PROMPT ▸
Read the data below line by line and copy each one with "title" in it.

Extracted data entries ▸
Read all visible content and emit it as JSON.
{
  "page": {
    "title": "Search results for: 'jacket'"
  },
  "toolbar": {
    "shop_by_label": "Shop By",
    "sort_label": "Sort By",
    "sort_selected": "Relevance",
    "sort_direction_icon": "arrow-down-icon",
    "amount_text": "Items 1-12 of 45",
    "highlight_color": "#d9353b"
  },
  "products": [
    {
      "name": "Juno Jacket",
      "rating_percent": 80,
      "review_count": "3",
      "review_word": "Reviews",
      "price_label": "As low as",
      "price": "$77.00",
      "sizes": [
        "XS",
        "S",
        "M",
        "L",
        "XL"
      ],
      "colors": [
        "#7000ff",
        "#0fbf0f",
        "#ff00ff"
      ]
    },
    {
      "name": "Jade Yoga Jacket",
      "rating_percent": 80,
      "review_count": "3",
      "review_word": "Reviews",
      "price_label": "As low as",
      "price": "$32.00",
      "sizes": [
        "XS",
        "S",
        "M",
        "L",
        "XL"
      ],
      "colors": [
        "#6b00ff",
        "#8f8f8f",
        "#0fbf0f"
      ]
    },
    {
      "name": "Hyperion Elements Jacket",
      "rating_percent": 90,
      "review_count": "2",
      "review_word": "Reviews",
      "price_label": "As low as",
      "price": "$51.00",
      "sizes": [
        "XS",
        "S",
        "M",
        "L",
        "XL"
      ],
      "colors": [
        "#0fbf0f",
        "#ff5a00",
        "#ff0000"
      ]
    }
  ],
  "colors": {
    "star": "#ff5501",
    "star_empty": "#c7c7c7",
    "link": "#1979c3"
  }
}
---
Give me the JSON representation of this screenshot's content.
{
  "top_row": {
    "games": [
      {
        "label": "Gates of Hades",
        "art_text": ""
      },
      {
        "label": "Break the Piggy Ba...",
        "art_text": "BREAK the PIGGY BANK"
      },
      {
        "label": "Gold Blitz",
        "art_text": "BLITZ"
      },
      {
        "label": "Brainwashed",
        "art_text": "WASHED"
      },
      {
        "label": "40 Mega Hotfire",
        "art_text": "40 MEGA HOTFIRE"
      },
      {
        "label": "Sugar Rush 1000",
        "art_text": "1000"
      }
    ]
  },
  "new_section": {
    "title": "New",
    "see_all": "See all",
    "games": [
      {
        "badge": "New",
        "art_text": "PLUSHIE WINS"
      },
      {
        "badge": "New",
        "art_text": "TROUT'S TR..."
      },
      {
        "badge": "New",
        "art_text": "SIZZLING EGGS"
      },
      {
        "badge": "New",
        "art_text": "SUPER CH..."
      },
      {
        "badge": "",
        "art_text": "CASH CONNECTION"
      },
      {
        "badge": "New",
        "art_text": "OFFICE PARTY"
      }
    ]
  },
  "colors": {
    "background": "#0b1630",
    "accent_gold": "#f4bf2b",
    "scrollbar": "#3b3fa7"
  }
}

EXERCISE OUTPUT ▸
    "title": "Search results for: 'jacket'"
    "title": "New",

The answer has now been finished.